That the U.S. plans to stay in Iraq to "watch Iran" was news to the president of that country:
Iraqi President Barham Salih said on Monday that President Donald Trump did not ask Iraq’s permission for U.S. troops stationed there to “watch Iran.”...
“Don’t overburden Iraq with your own issues,” Salih said. “The U.S. is a major power ... but do not pursue your own policy priorities, we live here.”...
“It is of fundamental interest for Iraq to have good relations with Iran” and other neighboring countries, Salih said.
There are already moves underway in the Iraqi parliament to (again) kick the U.S. out of the country. The Sadr faction, the biggest one in parliament, is preparing legislation to achieve that. Other groups have threatened to use force to push the U.S. out. Back in December Elijah Magnier predicted that the U.S. would have either leave voluntarily or will be pushed out by force:
The Iraqi parliament can exert pressure over the government of Prime Minister Adel Abdel Mahdi to ask President Trump to pull out US troops before the end of his mandate in 2020. The US establishment and the “Axis of the Resistance” can both connive and plan, but the last word will belong to the people of Iraq and to those who reject US hegemony in the Middle East,...
Back to Syria. Idelb governorate continues to be the largest problem left in the receding war on Syria. It is ruled by the al-Qaeda aligned Hayat Tahrir al-Sham (HTS).
The Syrian military is waiting for orders to attack the enclave and is using artillery to 'soften up' the al-Qaeda positions near its lines. A new Bloomberg piece notes the contradiction in the argument of those who want the U.S. to stay in Syria because of ISIS. They never say a word about the much larger al-Qaeda force:
Islamic extremism in that war-torn country, runs their argument, is nowhere near as extinct as the President claims.
There’s plenty of evidence that the critics are right about that.

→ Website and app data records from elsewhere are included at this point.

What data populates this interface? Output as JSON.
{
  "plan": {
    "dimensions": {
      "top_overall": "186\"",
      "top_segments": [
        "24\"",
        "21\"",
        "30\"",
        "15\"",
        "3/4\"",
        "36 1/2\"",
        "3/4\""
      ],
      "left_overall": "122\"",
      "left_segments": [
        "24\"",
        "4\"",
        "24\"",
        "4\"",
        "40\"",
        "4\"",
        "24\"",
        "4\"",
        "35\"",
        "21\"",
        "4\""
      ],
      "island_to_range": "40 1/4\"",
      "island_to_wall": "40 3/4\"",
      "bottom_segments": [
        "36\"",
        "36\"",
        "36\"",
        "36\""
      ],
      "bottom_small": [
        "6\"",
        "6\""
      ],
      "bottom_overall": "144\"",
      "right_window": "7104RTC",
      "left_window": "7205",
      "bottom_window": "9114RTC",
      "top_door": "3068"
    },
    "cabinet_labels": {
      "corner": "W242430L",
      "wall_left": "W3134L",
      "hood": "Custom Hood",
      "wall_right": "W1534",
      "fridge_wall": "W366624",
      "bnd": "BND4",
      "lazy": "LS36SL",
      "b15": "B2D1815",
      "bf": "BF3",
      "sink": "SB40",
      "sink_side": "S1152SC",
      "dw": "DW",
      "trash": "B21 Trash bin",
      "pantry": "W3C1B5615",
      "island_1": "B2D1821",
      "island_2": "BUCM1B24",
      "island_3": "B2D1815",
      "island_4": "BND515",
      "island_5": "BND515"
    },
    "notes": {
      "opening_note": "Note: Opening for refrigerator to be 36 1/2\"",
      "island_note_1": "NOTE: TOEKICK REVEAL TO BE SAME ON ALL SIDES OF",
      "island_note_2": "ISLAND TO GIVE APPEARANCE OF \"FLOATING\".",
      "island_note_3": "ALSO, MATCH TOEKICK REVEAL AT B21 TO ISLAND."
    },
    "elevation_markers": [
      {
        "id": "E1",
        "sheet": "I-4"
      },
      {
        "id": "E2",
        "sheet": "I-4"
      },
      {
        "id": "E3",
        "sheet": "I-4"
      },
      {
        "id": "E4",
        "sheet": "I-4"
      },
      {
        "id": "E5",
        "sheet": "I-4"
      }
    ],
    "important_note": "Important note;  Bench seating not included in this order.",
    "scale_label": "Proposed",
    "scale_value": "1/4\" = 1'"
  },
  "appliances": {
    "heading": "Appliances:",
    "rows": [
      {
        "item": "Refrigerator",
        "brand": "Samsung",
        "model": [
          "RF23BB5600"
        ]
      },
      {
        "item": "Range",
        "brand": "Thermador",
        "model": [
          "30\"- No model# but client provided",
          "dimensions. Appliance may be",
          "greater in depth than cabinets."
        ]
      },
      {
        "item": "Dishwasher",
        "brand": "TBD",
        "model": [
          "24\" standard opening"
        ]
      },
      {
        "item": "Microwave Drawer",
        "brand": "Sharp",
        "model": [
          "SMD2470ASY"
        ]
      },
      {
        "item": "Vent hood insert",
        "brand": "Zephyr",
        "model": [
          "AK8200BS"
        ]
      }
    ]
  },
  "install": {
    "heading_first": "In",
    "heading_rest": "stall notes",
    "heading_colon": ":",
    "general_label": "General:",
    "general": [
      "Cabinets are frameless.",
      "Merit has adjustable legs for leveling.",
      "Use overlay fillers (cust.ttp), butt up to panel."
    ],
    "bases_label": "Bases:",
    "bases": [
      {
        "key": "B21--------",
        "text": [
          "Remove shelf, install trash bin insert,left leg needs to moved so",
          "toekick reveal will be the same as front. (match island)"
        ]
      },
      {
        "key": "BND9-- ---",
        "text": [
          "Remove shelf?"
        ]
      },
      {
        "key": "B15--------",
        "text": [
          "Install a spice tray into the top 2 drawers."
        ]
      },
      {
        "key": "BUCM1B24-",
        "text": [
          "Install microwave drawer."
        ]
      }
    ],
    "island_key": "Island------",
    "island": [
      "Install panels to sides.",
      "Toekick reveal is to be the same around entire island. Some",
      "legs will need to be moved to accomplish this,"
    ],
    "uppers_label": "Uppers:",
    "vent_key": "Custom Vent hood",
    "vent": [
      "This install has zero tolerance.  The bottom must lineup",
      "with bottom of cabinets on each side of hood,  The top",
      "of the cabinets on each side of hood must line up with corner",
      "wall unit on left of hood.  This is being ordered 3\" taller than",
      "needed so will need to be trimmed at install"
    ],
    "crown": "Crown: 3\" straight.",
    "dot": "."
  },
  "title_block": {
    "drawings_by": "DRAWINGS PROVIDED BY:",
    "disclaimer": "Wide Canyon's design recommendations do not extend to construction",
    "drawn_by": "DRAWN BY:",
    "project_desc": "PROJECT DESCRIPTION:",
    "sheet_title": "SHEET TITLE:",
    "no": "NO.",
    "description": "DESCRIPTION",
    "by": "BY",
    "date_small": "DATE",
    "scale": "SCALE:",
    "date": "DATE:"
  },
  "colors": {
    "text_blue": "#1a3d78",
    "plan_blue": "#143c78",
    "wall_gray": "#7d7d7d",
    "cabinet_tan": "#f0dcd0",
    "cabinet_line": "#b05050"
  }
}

But it doesn’t necessarily translate into a case for staying in Syria. Because US troops aren’t even marginally involved in the fight against the biggest remaining jihadi force there — which is al-Qaeda, not ISIS...
After eight years of civil war, the biggest chunk of jihadi-held territory in Syria now belongs to al-Qaeda, America’s original enemy in the global war on terror. Almost two decades after the September 11 attacks, the group’s Syrian affiliate has been on the march, seizing Idlib province in a dramatic advance last month. Its military strength is estimated to be in the tens of thousands, perhaps the largest concentration of armed jihadists ever assembled in one place.
But the US military isn’t fighting it — and isn't likely to, even if Trump were to abandon his plan to withdraw.
It will be Syrian, Russian and maybe some Iran supported forces that will have to clean up the mess the U.S. created by arming al-Qaeda. But they can only do so when their backs are not threatened by some new nefarious U.S. scheme. That the U.S. continues to supply dubious forces in the northeast, including with anti-tank weapons, increases the concern that Trump's repeated announcements of a retreat are not the last words spoken on that issue.